“Shying away from the on-demand economy isn’t going to run people out of business at this point,” Smith said. “But I do think it’ll be difficult for them to compete with larger networks such as our own who have [an on-demand] solution in place today.”

Honor, HomeHero, Hometeam and similar home care-focused tech platforms have attempted to capitalize on the on-demand economy as well — with mixed degrees of success.

Specialized care and the on-demand economy

The home care industry has carved out an important role as an influencer in the on-demand economy despite the fact on-demand economy users tend to be younger, affluent and concentrated in urban areas.

More than half of those who participated in the on-demand economy in 2017 were between 25 and 44 years old, according to Rockbridge Associates, with 47% of them reporting an annual household income of at least $75,000.

“The on-demand economy appears to be in a nascent or early stage,” Charles Colby, founder and chief methodologist at Rockbridge Associates, told HHCN. “Penetration among users is highest among people who are what we call tech-ready.”

But that’s starting to change, especially as older adults become more comfortable using technology.

“Seniors have gotten accustomed to [the delivery of services] catering to their own specific needs,” Smith, who first joined Homewatch CareGivers in 2015, said. “When you think about the on-demand economy and home care, it’s adjusting the sector and features of service to accommodate for more than ‘just-in-time’ service requests from a senior. It’s basing services on their customized needs per their specific comorbidity, specific functional needs in terms of bathing or showering.”

Roughly 39.5 million adults have some degree of difficulty when it comes to physical functioning, according to the U.S. Centers for Disease Control and Prevention.

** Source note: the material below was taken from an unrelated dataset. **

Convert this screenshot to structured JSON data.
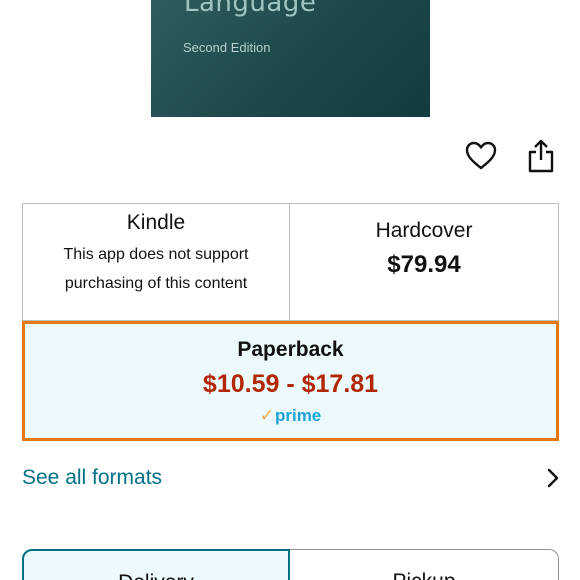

Of adults aged 75 and over, nearly 11% need assistance with personal care specifically.

In addition to providing matching caregivers and clients based on need, Homewatch CareGivers’ also provides a portal for family members to check up on loved ones as desired. That’s a major benefit as adult children more often live far away from parents and grandparents, Smith said.

Homewatch CareGivers’ on-demand tech investment may also give the company an edge in terms of demonstrating value and successful outcomes to Medicare Advantage (MA) partners, Smith previously explained to HHCN.

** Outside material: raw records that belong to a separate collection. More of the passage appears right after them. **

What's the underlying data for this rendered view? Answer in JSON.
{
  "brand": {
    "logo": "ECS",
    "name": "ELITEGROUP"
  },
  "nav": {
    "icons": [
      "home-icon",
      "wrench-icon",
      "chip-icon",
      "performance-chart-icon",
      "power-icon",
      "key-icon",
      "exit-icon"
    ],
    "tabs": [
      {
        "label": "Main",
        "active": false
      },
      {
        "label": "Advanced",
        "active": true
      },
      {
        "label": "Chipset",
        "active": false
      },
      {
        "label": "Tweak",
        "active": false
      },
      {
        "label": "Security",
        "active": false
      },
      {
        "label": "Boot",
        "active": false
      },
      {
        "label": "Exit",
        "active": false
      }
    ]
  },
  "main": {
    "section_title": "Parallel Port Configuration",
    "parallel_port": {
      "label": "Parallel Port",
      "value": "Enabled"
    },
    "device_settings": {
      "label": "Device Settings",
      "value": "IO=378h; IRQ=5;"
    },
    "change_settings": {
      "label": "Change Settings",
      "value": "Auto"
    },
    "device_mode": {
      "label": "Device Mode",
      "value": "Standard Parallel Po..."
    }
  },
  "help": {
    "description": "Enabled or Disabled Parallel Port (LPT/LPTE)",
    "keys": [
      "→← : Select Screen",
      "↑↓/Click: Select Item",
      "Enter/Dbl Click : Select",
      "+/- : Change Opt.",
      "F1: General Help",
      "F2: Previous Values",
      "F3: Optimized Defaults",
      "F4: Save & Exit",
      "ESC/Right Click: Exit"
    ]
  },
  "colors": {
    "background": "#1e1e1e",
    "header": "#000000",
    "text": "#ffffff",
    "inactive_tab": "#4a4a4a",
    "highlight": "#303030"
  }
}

Uber Health’s home care interest

Uber, which raised more than $24.2 billion since launching in 2009, has been one of the biggest players in the on-demand economy. The company launched Uber Health, a B2B ride-hailing platform for health care services providers — including home care agencies — in March.

An ongoing goal for Uber Health in 2019 is to further promote independence and mobility among older adults in the U.S., Dan Trigub, head of business development for Uber Health, told HHCN.

“This is a really big year for us and a big area of focus for us, building deeper relations across the spectrum of health care delivery,” Trigub, who spoke to HHCN while attending a 24Hr HomeCare leadership event in San Francisco, said. “We believe that in elder care, working with senior living operators and home care providers, there’s a lot of work to be done.”

Besides working with home care companies on transportation services for clients, Uber Health has also turned its attention to caregivers, helping agencies reduce liability risks with their workforce.

“There’s so much that can be done, not even just for the people that [agencies] care for but also for their caregivers,” Trigub said. “For an agency owner or home care provider, there’s always concerns of insurance, risk and liability with, ‘What if my caregiver gets into an accident while with a client?’ Many times, home care agencies don’t have the proper insurance or don’t even want to provide that service.”

Uber Health provides an additional $1 million of excess auto and general liability coverage on all of its rides.

Teaming up with home care agencies has been personally rewarding for Trigub, whose family owns one of the largest privately owned home care businesses in the Bay Area.

“It’s been a business in my family for over 15 years now,” he said. “I’m intimately familiar with the industry, the needs of our aging population and the home care business.”

Companies featured in this article:

, ,